▶ [EXERCISE INPUTS]

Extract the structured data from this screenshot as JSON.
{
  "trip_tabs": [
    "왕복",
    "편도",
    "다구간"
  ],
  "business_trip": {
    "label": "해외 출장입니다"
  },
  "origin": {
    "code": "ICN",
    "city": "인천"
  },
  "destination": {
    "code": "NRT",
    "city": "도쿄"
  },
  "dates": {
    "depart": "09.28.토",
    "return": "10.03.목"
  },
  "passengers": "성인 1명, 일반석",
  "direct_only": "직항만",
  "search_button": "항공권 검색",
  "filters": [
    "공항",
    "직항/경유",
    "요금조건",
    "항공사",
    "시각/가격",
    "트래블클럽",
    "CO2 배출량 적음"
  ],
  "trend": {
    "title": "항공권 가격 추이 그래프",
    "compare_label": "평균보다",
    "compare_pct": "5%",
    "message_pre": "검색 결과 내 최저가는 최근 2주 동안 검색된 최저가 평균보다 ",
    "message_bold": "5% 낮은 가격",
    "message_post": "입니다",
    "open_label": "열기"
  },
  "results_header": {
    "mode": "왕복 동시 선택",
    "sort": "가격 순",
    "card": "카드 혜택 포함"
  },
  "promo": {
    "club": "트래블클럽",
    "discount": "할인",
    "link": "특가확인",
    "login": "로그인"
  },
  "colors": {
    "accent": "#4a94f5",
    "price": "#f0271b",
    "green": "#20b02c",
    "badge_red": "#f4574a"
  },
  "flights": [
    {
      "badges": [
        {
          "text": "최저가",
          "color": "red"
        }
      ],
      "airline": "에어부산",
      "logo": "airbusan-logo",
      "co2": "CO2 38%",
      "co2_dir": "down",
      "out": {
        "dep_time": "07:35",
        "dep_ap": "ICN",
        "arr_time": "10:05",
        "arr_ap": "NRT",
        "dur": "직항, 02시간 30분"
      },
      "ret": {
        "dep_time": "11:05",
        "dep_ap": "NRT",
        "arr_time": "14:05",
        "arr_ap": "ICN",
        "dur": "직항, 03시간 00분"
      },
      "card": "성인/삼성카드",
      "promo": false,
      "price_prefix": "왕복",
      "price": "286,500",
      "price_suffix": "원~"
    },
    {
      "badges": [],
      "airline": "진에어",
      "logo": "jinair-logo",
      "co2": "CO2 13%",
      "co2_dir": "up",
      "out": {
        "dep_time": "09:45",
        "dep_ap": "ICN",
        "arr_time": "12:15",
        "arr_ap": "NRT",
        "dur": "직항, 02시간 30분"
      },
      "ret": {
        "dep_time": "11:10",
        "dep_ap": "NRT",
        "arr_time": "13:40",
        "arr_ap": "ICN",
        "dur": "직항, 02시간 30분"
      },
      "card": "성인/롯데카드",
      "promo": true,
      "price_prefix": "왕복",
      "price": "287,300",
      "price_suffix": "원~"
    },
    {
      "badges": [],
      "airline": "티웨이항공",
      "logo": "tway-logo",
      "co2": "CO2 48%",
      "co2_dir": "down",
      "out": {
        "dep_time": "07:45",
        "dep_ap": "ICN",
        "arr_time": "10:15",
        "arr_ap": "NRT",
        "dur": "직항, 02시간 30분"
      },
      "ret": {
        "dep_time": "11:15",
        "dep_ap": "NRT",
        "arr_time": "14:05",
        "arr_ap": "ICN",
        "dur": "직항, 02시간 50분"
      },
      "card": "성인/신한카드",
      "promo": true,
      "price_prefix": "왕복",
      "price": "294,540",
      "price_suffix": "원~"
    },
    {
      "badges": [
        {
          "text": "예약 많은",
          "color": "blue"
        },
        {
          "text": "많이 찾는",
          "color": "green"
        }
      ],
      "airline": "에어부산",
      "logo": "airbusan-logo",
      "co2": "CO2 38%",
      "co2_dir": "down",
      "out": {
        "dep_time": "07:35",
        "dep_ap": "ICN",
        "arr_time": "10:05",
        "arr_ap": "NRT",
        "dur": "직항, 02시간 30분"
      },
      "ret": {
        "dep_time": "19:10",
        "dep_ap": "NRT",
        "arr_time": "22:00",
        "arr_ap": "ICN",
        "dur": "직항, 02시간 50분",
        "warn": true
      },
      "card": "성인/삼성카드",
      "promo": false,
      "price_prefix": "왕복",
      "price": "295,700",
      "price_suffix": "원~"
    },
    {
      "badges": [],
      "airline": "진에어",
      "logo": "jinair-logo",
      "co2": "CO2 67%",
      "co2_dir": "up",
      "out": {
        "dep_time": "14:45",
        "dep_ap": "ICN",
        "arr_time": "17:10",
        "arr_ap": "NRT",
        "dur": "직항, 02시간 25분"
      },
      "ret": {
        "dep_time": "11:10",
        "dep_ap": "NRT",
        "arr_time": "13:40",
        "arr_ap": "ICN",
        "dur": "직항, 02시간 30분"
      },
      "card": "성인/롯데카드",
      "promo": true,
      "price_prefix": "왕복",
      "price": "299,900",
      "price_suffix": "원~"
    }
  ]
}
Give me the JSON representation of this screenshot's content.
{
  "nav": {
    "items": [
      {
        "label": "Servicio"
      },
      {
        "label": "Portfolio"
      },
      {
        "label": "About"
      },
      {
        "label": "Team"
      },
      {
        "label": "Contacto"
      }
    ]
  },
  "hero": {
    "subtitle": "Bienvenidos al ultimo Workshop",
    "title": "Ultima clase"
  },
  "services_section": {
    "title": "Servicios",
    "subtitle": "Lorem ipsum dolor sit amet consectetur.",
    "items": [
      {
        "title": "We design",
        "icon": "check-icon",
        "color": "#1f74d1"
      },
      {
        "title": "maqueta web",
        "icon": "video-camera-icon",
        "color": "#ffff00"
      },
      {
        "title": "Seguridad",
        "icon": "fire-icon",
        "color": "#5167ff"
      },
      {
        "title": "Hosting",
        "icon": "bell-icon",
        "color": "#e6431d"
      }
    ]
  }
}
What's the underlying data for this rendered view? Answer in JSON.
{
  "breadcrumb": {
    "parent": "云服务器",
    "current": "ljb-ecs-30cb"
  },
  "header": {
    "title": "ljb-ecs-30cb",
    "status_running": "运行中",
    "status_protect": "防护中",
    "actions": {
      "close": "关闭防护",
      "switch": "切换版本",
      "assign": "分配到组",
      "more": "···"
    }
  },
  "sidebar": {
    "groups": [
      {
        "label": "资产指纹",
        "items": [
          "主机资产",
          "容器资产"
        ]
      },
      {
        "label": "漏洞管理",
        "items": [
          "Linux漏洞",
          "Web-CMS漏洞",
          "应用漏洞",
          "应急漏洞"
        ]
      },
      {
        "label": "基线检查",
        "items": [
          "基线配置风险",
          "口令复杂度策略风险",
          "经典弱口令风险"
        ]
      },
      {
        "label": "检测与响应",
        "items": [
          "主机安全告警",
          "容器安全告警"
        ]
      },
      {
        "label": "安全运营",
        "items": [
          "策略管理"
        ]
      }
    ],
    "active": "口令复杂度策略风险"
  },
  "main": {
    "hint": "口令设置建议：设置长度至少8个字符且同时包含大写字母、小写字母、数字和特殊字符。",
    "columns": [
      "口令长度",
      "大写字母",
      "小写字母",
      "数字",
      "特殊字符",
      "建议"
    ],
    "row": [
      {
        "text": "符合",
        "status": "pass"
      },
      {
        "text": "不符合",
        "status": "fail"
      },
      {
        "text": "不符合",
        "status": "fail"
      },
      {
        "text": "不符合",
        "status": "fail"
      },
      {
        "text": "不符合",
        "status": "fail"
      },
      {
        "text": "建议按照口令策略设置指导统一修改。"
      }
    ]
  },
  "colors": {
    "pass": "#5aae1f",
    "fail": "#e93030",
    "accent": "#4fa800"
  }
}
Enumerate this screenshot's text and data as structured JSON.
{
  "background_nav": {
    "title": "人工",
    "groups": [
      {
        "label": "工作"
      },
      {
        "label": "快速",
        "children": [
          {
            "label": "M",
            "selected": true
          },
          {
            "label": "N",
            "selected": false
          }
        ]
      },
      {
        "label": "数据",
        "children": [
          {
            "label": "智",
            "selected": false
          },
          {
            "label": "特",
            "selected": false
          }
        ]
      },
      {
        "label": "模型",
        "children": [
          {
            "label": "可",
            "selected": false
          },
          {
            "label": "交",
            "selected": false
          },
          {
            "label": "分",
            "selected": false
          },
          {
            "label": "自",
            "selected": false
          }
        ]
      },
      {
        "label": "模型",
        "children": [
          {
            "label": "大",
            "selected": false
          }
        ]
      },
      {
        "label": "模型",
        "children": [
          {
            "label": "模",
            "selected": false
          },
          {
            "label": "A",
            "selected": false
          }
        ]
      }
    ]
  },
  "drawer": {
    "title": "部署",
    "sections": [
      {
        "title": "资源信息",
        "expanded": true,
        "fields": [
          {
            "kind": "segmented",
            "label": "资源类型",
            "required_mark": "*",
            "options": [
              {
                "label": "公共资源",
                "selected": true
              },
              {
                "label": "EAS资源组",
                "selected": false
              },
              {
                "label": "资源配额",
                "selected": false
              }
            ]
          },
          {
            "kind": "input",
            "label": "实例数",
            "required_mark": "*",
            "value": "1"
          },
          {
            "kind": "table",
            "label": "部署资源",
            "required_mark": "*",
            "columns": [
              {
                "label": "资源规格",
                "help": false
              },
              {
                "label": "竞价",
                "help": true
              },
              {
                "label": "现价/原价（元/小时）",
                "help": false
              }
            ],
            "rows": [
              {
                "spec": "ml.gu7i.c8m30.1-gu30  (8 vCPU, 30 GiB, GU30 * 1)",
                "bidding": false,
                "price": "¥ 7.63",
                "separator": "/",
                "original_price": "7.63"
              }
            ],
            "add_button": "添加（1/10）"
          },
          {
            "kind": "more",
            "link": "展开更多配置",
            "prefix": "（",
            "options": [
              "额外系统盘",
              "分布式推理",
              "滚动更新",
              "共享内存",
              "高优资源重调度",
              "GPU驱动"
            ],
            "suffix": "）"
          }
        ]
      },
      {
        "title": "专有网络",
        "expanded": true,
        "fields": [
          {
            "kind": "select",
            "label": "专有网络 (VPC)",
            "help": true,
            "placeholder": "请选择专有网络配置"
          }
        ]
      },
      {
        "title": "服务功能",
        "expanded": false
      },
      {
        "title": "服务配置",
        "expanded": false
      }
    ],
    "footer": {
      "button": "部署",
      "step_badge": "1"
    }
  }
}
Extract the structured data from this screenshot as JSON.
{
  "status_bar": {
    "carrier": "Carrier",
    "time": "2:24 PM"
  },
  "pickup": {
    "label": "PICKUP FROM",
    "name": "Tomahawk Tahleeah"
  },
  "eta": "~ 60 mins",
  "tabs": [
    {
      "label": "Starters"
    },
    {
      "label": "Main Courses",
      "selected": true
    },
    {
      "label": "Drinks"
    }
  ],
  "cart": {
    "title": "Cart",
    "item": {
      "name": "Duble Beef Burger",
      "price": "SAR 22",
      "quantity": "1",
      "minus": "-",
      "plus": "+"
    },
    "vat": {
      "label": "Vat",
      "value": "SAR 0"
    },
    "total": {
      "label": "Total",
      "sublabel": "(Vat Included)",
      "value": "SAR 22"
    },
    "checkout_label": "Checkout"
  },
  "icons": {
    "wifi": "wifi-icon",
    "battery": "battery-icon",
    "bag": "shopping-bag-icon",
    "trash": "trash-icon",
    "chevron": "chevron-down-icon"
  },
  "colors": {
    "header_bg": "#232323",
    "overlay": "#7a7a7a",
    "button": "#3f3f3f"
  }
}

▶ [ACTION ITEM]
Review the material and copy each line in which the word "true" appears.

▶ [EXERCISE OUTPUT]
      "promo": true,
      "promo": true,
        "warn": true
      "promo": true,
            "selected": true
        "expanded": true,
                "selected": true
                "help": true
        "expanded": true,
            "help": true,
      "selected": true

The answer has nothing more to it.